By Trevor Makonyonga
What started as a colourful campaign packaging for the Sables might have begun to bear fruits as the Zimbabwe male rugby teams dismantled Northern neighbours, Zambia in games played this past week. The games were played on June 2 and June 5 respectively and on both days, the U20 and senior men’s team established total dominance over the eagles of Zambia.
Zimbabwe U20 beat Zambia 45 – 08 and 65 – 12 respectively whilst in the seniors Zimbabwe won 32 – 08 before a 56 – 03 demolition which happened on Saturday, June 5.
The Zambians managed to get the better of Zimbabwe in the ladies division where they posted two victories. In the first game the visitors won 32 – 21 and the second game they, once again, won 38 – 17.
These results seem very amazing and will garnish the vision outlined by the Zimbabwe Rugby Union (ZRU) which is to qualify for the 2023 rugby World Cup. This vision is not far fetched but there could some serious steps that need to be taken before the nation starts to celebrate and relax. In all fairness, it was just Zambia and there is need to prepare for the bigger guns like Namibia, Kenya and Uganda.
Having dormant leagues is something that could play against the outlined vision and it could shrink the pool of selection as local players have been not playing actively for close to two years. Off course there could be an argument that they camped and they got time to sync and managed to pick up victories but is this sustainable when playing against tougher opponents? Maybe the could be and one awaits to see how it goes.
The issue of selection has been a topical one for many years as it seems that the Union often relies on trials. This reporter had a conversation with former Sables under 18 manager Nyasha Muchochomi who said that maybe it was time to have selectors.
He said, “One of the challenges with our selection process is we don’t keep a common data base which is known to ZRU, if any, we need to have a central database where we keep names of talented kids. I think it’s a matter of awaiting on trials it should be ongoing. We should have a group of selectors who watch games and give pointers and feedback to kids after games and update the database. I think national team coaches generally are not doing their homework in identifying the correct talent well before they are appointed. It’s almost like people get appointed first then they go to look for the talent. That’s too late but however, if that situation happens those individuals are not consting the individuals that are watching the rugby. There is also a need to tell, when we select someone for their role to be clear when they are selected. Not everyone needs to be fast, not everyone needs to tackle hard everyone can have a role. We underestimate the role of a selector or a talent identifier which is separate to a coach to often we have people duplicating those roles. Each coach is somewhat of a selector, at international level we need to separate this. In New Zealand they often talk of the All blacks selector, no one really knows them but we know the head coach. So the All blacks coach works as the convener, he works with a panel that selects these players. As a country that’s where we could improve.”

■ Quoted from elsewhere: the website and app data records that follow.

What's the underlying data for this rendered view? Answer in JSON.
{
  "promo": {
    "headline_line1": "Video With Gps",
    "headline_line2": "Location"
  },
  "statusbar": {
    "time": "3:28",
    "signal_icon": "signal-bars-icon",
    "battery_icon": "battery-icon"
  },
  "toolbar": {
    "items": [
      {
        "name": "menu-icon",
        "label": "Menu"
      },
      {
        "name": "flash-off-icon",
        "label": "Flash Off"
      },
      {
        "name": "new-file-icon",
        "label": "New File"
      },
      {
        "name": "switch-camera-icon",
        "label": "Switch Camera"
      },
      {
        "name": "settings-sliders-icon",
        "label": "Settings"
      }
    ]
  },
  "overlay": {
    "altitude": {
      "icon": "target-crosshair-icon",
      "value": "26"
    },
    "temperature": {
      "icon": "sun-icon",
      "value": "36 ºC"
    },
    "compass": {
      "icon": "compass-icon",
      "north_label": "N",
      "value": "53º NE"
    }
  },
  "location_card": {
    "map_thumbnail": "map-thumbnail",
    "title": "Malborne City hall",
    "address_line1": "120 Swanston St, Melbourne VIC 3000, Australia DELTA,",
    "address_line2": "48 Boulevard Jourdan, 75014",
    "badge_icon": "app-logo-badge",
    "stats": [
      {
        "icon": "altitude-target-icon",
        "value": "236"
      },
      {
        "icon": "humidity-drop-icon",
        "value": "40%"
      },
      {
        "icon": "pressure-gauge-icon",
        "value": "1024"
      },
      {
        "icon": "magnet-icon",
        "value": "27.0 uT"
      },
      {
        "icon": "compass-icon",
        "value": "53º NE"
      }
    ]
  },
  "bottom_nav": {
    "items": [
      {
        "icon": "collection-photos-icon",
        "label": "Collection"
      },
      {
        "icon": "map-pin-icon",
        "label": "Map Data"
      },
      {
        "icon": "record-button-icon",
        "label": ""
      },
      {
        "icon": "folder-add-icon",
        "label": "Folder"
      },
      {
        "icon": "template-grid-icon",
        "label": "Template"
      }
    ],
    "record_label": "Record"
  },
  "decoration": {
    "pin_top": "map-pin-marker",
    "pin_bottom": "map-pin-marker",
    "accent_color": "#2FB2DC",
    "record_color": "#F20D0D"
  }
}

The current crop of players seems to be on the upward spiral and that could be enough to build a structure on. It could be a perfect group to start exploring all possibilities with.
Going forward, Zimbabwe needs all the best that there is to be incorporated in this 2023 dream.
From the last two games, one could see that Zambia was contesting rucks better and tackling better but what they lacked by and large was technical knowhow. Zimbabwe has to improve there. Maybe there is still one last dance for Tichafara Makwanya and Ernest Mudzengerere as the two provide different skillsets that could be essential for the team’s progress.
Overall, ever since the branding and packaging of the team begun good things seem to be ahead of us. With less politics and cartel propaganda, 2023 can be a reality. There is just need to drop the recurring habits.